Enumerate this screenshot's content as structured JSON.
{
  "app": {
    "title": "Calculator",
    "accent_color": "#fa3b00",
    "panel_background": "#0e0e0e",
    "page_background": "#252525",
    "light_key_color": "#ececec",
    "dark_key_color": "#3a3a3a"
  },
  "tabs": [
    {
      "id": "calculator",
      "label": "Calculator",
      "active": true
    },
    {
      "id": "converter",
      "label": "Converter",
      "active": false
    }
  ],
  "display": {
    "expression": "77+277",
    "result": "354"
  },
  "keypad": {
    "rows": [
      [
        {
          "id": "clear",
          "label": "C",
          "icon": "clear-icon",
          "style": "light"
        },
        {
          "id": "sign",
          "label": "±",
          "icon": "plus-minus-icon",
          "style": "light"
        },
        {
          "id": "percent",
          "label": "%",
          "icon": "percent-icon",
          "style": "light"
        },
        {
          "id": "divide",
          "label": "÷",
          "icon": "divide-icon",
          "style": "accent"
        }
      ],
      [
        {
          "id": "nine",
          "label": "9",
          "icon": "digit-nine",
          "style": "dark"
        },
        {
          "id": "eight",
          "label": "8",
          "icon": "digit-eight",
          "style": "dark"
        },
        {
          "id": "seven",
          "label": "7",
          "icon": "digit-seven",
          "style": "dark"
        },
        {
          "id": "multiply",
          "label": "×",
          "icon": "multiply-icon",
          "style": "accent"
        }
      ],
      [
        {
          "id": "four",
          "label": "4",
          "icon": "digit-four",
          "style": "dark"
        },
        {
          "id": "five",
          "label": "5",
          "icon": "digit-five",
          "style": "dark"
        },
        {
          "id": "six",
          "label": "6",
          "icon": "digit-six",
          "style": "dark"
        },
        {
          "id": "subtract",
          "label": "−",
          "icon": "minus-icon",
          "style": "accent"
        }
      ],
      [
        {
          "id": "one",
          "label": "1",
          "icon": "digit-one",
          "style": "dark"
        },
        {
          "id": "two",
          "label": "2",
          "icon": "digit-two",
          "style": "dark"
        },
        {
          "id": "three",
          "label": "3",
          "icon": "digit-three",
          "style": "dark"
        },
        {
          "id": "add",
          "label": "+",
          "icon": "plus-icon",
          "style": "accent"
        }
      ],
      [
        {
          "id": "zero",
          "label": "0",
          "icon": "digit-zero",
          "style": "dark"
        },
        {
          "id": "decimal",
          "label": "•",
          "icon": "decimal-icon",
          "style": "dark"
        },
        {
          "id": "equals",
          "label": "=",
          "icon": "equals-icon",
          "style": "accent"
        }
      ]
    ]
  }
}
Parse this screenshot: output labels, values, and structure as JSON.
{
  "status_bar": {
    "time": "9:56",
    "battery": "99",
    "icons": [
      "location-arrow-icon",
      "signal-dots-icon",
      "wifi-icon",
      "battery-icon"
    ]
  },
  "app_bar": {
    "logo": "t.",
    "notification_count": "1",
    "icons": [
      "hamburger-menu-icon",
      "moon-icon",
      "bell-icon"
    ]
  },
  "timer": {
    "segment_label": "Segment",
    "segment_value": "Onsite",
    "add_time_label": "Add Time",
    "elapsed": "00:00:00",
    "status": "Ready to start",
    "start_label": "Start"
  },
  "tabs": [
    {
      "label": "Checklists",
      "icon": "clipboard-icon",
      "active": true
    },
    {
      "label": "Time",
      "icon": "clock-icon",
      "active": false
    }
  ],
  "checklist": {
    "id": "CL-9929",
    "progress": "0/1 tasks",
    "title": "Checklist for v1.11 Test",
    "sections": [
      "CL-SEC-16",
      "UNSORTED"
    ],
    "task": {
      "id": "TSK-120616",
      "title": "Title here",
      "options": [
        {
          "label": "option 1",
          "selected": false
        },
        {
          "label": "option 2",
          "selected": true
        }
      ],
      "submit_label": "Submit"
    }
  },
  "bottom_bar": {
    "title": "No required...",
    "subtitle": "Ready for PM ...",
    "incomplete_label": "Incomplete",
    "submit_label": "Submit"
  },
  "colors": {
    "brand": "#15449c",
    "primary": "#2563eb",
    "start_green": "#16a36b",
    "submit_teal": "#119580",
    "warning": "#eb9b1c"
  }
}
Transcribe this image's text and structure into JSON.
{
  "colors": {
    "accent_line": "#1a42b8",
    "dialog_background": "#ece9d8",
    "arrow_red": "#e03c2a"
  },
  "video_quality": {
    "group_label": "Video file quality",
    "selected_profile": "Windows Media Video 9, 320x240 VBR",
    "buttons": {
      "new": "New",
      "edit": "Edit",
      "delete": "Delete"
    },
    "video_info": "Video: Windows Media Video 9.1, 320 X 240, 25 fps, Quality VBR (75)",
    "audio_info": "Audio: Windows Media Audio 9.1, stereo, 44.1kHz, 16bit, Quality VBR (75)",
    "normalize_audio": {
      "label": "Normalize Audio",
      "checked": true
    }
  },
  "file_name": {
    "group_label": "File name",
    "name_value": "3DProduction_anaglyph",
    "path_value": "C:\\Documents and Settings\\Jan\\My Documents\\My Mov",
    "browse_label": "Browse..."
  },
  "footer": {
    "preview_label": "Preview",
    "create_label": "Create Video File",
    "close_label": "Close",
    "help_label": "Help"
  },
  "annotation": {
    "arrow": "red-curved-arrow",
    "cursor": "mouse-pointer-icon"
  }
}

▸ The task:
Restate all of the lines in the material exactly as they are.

▸ Task solution:
Enumerate this screenshot's content as structured JSON.
{
  "app": {
    "title": "Calculator",
    "accent_color": "#fa3b00",
    "panel_background": "#0e0e0e",
    "page_background": "#252525",
    "light_key_color": "#ececec",
    "dark_key_color": "#3a3a3a"
  },
  "tabs": [
    {
      "id": "calculator",
      "label": "Calculator",
      "active": true
    },
    {
      "id": "converter",
      "label": "Converter",
      "active": false
    }
  ],
  "display": {
    "expression": "77+277",
    "result": "354"
  },
  "keypad": {
    "rows": [
      [
        {
          "id": "clear",
          "label": "C",
          "icon": "clear-icon",
          "style": "light"
        },
        {
          "id": "sign",
          "label": "±",
          "icon": "plus-minus-icon",
          "style": "light"
        },
        {
          "id": "percent",
          "label": "%",
          "icon": "percent-icon",
          "style": "light"
        },
        {
          "id": "divide",
          "label": "÷",
          "icon": "divide-icon",
          "style": "accent"
        }
      ],
      [
        {
          "id": "nine",
          "label": "9",
          "icon": "digit-nine",
          "style": "dark"
        },
        {
          "id": "eight",
          "label": "8",
          "icon": "digit-eight",
          "style": "dark"
        },
        {
          "id": "seven",
          "label": "7",
          "icon": "digit-seven",
          "style": "dark"
        },
        {
          "id": "multiply",
          "label": "×",
          "icon": "multiply-icon",
          "style": "accent"
        }
      ],
      [
        {
          "id": "four",
          "label": "4",
          "icon": "digit-four",
          "style": "dark"
        },
        {
          "id": "five",
          "label": "5",
          "icon": "digit-five",
          "style": "dark"
        },
        {
          "id": "six",
          "label": "6",
          "icon": "digit-six",
          "style": "dark"
        },
        {
          "id": "subtract",
          "label": "−",
          "icon": "minus-icon",
          "style": "accent"
        }
      ],
      [
        {
          "id": "one",
          "label": "1",
          "icon": "digit-one",
          "style": "dark"
        },
        {
          "id": "two",
          "label": "2",
          "icon": "digit-two",
          "style": "dark"
        },
        {
          "id": "three",
          "label": "3",
          "icon": "digit-three",
          "style": "dark"
        },
        {
          "id": "add",
          "label": "+",
          "icon": "plus-icon",
          "style": "accent"
        }
      ],
      [
        {
          "id": "zero",
          "label": "0",
          "icon": "digit-zero",
          "style": "dark"
        },
        {
          "id": "decimal",
          "label": "•",
          "icon": "decimal-icon",
          "style": "dark"
        },
        {
          "id": "equals",
          "label": "=",
          "icon": "equals-icon",
          "style": "accent"
        }
      ]
    ]
  }
}
Parse this screenshot: output labels, values, and structure as JSON.
{
  "status_bar": {
    "time": "9:56",
    "battery": "99",
    "icons": [
      "location-arrow-icon",
      "signal-dots-icon",
      "wifi-icon",
      "battery-icon"
    ]
  },
  "app_bar": {
    "logo": "t.",
    "notification_count": "1",
    "icons": [
      "hamburger-menu-icon",
      "moon-icon",
      "bell-icon"
    ]
  },
  "timer": {
    "segment_label": "Segment",
    "segment_value": "Onsite",
    "add_time_label": "Add Time",
    "elapsed": "00:00:00",
    "status": "Ready to start",
    "start_label": "Start"
  },
  "tabs": [
    {
      "label": "Checklists",
      "icon": "clipboard-icon",
      "active": true
    },
    {
      "label": "Time",
      "icon": "clock-icon",
      "active": false
    }
  ],
  "checklist": {
    "id": "CL-9929",
    "progress": "0/1 tasks",
    "title": "Checklist for v1.11 Test",
    "sections": [
      "CL-SEC-16",
      "UNSORTED"
    ],
    "task": {
      "id": "TSK-120616",
      "title": "Title here",
      "options": [
        {
          "label": "option 1",
          "selected": false
        },
        {
          "label": "option 2",
          "selected": true
        }
      ],
      "submit_label": "Submit"
    }
  },
  "bottom_bar": {
    "title": "No required...",
    "subtitle": "Ready for PM ...",
    "incomplete_label": "Incomplete",
    "submit_label": "Submit"
  },
  "colors": {
    "brand": "#15449c",
    "primary": "#2563eb",
    "start_green": "#16a36b",
    "submit_teal": "#119580",
    "warning": "#eb9b1c"
  }
}
Transcribe this image's text and structure into JSON.
{
  "colors": {
    "accent_line": "#1a42b8",
    "dialog_background": "#ece9d8",
    "arrow_red": "#e03c2a"
  },
  "video_quality": {
    "group_label": "Video file quality",
    "selected_profile": "Windows Media Video 9, 320x240 VBR",
    "buttons": {
      "new": "New",
      "edit": "Edit",
      "delete": "Delete"
    },
    "video_info": "Video: Windows Media Video 9.1, 320 X 240, 25 fps, Quality VBR (75)",
    "audio_info": "Audio: Windows Media Audio 9.1, stereo, 44.1kHz, 16bit, Quality VBR (75)",
    "normalize_audio": {
      "label": "Normalize Audio",
      "checked": true
    }
  },
  "file_name": {
    "group_label": "File name",
    "name_value": "3DProduction_anaglyph",
    "path_value": "C:\\Documents and Settings\\Jan\\My Documents\\My Mov",
    "browse_label": "Browse..."
  },
  "footer": {
    "preview_label": "Preview",
    "create_label": "Create Video File",
    "close_label": "Close",
    "help_label": "Help"
  },
  "annotation": {
    "arrow": "red-curved-arrow",
    "cursor": "mouse-pointer-icon"
  }
}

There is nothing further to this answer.